Lower benchmark A reference point in biological status associated with significant losses in production between the Amber and Red zones, and which allows for a substantial buffer between it and any level of abundance that could lead to a CU being considered at risk of extinction.
Metric A quantifiable measure.
Multi-trophic A trophic level is a functional classification of organisms in a community according to feeding relationships. Ecosystems contain multiple trophic levels consisting of plants, grazers, predators, scavengers etc.
Natal stream Specific locality of birth of a fish or other aquatic animal.
Pathogen A bacterium, virus or other microorganisms that can cause disease.
Pelagic Related to, living, or occurring in the open-ocean.
Population A group of interbreeding organisms that is relatively isolated (i.e. demographically uncoupled) from other such groups and is likely adapted to the local habitat.
Precautionary approach When used in an advisory context in support of decisionmaking by the Government of Canada, this term conveys the sense that the advice is provided in situations of high scientific uncertainty. It is intended to promote actions that would result in a low probability of harm that is serious or difficult to reverse.
Predator-scavenger complex (PSC) An ecological community consisting of many species of animals that obtain a significant portion of their seasonal to annual food requirements by killing or scavenging and then eating a common species. In British Columbia the salmon PSC comprises at least 23 species of mammals and birds that consume adult fish returning to British Columbia rivers and streams.
Productivity A measure of the amount of energy (or material) formed by an individual population or community in a specific amount of time. Within a WSP context, some common measures of productivity include the number of fry, smolts or subsequent adults (i.e. recruits) produced on average per spawning adult of the previous generation.
Resource management Departmental actions, policies and programs affecting wild Pacific salmon directly or indirectly through their habitats and ecosystems.
Returns Total number of adults returning to freshwater to spawn in a given year, including those caught in fisheries.
Riparian Pertaining to anything connected to with or adjacent to the bank of the stream or other body of water.
Salmonid A group of fish that includes salmon, trout, and char, belonging to the taxonomic Family Salmonidae.
Spawner A reproductively mature individual fish returning to freshwater to spawn.
Species The fundamental category of taxonomic classification consisting of organisms grouped by virtue of their common attributes and capable of interbreeding.
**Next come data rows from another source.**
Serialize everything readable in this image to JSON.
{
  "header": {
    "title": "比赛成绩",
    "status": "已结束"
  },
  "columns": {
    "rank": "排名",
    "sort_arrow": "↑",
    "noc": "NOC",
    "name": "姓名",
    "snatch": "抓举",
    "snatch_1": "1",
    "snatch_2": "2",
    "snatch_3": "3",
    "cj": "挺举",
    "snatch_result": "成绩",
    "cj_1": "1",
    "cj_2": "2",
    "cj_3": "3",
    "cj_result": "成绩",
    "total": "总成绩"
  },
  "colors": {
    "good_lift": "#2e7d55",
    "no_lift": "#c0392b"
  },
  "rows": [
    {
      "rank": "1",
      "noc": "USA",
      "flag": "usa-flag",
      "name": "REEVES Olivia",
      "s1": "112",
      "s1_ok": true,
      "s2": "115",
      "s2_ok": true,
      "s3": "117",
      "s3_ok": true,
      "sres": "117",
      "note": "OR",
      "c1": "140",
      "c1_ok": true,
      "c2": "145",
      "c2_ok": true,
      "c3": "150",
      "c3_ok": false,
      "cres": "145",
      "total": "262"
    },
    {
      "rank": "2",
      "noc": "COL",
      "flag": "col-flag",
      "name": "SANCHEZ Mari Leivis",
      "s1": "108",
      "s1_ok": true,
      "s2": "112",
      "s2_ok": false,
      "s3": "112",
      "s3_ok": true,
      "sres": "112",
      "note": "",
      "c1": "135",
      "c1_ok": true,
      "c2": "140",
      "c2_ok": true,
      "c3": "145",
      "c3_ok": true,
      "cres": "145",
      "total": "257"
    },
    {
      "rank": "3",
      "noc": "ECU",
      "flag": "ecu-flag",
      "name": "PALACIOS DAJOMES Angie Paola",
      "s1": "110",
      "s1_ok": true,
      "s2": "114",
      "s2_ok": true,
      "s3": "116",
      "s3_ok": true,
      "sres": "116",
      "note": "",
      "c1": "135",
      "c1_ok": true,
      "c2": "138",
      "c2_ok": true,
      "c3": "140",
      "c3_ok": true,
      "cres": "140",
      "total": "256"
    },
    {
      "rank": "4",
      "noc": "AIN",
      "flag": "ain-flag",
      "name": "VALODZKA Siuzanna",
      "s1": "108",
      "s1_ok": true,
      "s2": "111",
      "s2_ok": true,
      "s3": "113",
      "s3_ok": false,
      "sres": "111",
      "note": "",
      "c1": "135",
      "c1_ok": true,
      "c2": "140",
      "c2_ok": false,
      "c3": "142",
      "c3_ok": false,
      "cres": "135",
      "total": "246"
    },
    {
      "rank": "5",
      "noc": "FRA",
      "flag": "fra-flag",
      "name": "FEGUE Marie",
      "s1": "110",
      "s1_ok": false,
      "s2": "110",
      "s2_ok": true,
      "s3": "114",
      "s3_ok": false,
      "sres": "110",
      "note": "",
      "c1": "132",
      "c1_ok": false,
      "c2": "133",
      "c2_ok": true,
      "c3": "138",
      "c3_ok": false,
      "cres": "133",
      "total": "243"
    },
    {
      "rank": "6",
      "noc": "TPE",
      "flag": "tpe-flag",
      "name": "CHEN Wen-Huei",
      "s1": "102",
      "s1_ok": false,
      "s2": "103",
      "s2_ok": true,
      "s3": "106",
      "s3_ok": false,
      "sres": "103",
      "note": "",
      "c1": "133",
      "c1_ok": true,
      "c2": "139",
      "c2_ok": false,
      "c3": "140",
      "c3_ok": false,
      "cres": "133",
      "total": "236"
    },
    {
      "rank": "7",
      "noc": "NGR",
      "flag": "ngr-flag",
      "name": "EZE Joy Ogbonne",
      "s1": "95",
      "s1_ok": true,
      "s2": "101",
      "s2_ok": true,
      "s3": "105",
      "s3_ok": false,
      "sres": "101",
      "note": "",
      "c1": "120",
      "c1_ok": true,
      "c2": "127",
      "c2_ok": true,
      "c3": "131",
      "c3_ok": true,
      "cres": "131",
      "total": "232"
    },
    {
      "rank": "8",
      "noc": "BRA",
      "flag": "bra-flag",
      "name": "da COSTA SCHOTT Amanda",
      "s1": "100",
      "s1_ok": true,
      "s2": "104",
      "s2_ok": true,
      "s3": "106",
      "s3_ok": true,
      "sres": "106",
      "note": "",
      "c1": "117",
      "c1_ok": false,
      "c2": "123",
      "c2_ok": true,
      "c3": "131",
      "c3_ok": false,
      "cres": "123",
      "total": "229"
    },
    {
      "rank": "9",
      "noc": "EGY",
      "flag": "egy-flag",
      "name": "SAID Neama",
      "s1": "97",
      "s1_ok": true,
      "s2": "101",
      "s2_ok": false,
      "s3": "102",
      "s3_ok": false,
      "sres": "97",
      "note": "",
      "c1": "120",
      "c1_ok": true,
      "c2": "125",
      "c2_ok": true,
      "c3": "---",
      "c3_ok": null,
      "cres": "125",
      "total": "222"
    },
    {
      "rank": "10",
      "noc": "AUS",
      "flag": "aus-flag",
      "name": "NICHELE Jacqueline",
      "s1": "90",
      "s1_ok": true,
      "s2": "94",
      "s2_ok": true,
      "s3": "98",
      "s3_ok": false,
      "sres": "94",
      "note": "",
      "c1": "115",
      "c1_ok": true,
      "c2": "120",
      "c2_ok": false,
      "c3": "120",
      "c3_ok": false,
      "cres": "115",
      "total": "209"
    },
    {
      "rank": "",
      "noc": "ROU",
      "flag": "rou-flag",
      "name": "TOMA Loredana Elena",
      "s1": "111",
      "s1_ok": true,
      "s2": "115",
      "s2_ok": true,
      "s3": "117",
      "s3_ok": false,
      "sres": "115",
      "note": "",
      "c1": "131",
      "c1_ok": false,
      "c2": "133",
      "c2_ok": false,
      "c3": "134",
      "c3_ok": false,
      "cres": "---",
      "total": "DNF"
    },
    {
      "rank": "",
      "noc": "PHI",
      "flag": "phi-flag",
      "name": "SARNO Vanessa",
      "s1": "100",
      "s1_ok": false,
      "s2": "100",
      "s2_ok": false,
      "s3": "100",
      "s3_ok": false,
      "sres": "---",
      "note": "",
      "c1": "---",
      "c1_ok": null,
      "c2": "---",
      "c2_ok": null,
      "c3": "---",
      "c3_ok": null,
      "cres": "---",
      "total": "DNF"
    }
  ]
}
A taxonomic species is equivalent to the term “species” but the phrase may be used to indicate the collective species throughout its distribution.
Stewardship Acting responsibly to conserve fish and their habitat for present and future generations.
Stock assessment The use of various statistical and mathematical calculations to make quantitative predictions about the reactions of fish populations to alternative management choices.
Terminal fisheries Fisheries that occur near or in fresh water (e.g. at a river’s mouth) where the targeted species or stock has returned to spawn.
Wild salmon Salmon are considered “wild” if they have spent their entire life cycle in the wild and originate from parents that were also produced by natural spawning and continuously lived in the wild.

Annex 6: References